Every once in a while I start writing a blog post, and on and on it goes, and I’m not straining but having a bit of fun and I’m just about to post when I realize: “Hey, this is an Angelus column!” Which I agonize about each week and is a source of constant anxiety.
That just happened. Sorry! But I’ll share it here in a couple of weeks.
I wanted to poke my head in anyway, dependent as I am on connecting with my few, and precious, dedicated readers, fellow wonderers and wanderers. (I don’t think I mentioned that I put out the call on Christmas Eve for a little Christmas Day zoom gathering for all who were so moved. One person showed up, our own Bill Potts, and then my friends Tensie and Dennis from Santa Maria signed on I think out of pity. It was PERFECT. THANK YOU).

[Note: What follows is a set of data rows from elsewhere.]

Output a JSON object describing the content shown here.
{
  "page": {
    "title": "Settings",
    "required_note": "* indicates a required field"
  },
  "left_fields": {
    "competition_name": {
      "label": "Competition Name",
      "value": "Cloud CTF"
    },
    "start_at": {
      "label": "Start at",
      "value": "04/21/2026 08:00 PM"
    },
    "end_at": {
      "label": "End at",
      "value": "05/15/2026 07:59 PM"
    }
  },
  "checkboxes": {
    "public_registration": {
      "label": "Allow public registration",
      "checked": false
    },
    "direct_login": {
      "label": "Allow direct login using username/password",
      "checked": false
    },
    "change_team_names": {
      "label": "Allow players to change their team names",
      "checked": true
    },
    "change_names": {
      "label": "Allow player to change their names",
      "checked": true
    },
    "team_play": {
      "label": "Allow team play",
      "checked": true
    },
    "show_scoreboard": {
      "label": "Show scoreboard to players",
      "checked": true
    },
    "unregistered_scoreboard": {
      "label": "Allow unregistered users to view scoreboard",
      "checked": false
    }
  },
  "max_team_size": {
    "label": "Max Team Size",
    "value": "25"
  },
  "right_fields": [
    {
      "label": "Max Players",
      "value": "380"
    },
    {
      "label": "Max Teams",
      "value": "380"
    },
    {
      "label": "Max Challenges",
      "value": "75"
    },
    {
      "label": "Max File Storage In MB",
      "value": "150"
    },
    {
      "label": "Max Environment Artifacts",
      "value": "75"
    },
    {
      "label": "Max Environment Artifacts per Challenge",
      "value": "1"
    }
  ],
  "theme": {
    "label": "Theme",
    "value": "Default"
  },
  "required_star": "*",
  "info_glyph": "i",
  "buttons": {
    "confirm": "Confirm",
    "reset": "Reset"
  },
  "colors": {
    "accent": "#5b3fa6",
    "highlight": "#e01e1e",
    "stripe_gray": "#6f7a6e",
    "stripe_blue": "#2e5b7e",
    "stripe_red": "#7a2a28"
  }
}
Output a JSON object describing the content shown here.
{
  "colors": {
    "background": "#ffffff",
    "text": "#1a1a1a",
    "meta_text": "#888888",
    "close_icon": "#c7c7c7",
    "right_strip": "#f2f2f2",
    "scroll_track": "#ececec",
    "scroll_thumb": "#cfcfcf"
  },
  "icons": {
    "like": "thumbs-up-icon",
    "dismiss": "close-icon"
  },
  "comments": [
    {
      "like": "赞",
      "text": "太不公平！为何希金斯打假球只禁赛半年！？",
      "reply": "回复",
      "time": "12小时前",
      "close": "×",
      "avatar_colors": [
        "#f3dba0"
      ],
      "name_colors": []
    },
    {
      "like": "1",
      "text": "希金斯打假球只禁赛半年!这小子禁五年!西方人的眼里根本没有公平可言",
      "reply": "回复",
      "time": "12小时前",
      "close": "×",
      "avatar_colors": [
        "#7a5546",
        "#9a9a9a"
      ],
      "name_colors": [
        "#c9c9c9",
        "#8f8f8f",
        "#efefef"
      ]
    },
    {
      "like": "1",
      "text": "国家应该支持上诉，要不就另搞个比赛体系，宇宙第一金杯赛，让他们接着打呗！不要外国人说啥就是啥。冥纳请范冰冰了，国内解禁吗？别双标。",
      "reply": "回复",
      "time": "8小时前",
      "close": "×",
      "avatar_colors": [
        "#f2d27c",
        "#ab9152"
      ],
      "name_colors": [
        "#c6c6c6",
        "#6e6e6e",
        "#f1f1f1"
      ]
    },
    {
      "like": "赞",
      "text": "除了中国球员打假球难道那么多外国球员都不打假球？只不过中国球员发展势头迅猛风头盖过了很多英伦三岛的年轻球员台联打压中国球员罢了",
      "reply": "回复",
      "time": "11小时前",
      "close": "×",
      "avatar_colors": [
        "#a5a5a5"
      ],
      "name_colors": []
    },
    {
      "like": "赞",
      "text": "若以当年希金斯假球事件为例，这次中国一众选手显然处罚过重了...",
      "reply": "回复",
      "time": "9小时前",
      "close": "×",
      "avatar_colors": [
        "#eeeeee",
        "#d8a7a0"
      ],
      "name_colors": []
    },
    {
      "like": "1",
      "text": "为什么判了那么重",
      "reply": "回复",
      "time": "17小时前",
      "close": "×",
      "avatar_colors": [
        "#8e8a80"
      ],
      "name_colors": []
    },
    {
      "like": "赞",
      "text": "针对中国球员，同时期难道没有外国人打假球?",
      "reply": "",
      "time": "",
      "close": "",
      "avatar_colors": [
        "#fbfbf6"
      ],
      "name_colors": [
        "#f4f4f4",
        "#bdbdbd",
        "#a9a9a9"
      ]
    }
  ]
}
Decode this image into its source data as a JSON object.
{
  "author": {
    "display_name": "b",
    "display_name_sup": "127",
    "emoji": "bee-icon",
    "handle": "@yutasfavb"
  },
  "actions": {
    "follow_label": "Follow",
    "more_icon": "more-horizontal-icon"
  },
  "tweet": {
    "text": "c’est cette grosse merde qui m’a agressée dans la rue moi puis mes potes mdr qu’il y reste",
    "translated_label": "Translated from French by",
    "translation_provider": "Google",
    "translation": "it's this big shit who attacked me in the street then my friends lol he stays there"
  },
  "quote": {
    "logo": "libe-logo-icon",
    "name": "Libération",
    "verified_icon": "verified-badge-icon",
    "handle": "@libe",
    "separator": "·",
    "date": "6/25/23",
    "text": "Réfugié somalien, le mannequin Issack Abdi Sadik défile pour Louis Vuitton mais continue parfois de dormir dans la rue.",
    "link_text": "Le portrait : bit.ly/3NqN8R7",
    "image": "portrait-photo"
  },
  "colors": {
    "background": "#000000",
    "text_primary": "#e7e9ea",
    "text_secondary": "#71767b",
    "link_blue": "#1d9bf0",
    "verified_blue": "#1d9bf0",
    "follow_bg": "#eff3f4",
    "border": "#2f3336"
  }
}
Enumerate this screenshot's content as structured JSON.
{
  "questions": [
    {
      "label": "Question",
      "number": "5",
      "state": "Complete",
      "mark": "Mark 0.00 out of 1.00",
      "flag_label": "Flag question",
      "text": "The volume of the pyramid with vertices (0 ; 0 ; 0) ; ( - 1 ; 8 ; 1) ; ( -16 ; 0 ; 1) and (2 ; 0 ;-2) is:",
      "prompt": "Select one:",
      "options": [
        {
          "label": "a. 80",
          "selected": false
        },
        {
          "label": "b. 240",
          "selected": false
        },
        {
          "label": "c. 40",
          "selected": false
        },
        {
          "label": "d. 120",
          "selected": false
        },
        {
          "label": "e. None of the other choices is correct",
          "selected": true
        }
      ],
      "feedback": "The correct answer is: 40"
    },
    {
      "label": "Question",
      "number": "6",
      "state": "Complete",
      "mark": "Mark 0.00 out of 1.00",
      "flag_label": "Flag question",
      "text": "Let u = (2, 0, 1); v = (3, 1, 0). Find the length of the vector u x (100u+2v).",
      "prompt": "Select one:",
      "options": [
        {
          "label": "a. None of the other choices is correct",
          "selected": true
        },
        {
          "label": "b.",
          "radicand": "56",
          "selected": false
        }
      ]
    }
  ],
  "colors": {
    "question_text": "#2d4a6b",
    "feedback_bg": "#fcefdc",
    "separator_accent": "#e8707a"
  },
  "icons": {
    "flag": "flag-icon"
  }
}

So let’s see. I was struck this year in a way I never have been before by the fact that the infant Christ is born, the Magi visit, and next week fast-forward 30 years, and John the Baptist is anointing him for his public ministry.
What a strange religion/story, in which Christ’s entire childhood, adolescence and young adulthood are basically shrouded in…not secrecy, exactly. But they’re hidden, shielded from view. I guess no-one but maybe Mary knew he was the Messiah so why document anything or pay particular attention?
“I am not fit to untie the thong of his sandal”…a foot reference…water…the Baptism is a kind of reverse mirror image of the Last Supper, I’m thinking this year, when Christ warps a towel around his waist and washes the feet of his disciples.
In the first instance, John, the best man, who readily accepts and embraces his servanthood position (“He must increase; I must decrease”) vis-a-vis the bridegroom, anoints Christ for his public ministry. As with Peter at the Last Supper, he sees that it should be the other way around; that by all rights their positions should be reversed. “But so that Scripture may be fulfilled,” says Christ, as he accepts, insists really, that John baptize him. It’s only fitting that Christ, the humblest of men, the Savior who constantly upends every power structure known to man, should be anointed by his “inferior.”
At the Last Supper, he brings things full circle, anointing Peter for his public ministry, by washing the feet of his disciple. Peter is being “baptized”/anointed into martyrdom: he will suffer the same fate John did (if by different means).
“No, Master!” cries Peter, appalled: if anything, he feels, Christ should be asking Peter to wash his feet. But Christ insists: “I no longer call you servants, for a servant does not know his master’s business; I call you friends. Even knowing he is to be tortured and killed that very day, in his extravagant generosity of spirit, he outpours his service and love.
So it seems the two events are bookends of a sort: I’m sure many smarter and more articulate than me have plumbed the connection more deeply. Suffice it to say this is yet another example of the inexhaustible riches and depth of the Gospels.
On another note, I have re-subscribed to the Criterion Channel, a second kind of treasure trove. I thought I’d seen the major classics from the 40s, 50s, and 60s: my favorite era. But a friend last week turned me on to Holiday (1938) with Cary Grant and Katherine Hepburn.
I watched it Sunday morning, in bed, after a horrible night’s sleep and having risen early for 8 am Mass. And it is just stupendous. The little, working man with a dream versus Big Capital; the family member exiled for exhibiting too much spark and joy; a snapshot of New York High Society. Superb dialogue, wonderful acting, sumptuous sets, Edward Everett Horton, and a story line that brought tears to my eyes.
Which isn’t hard these days.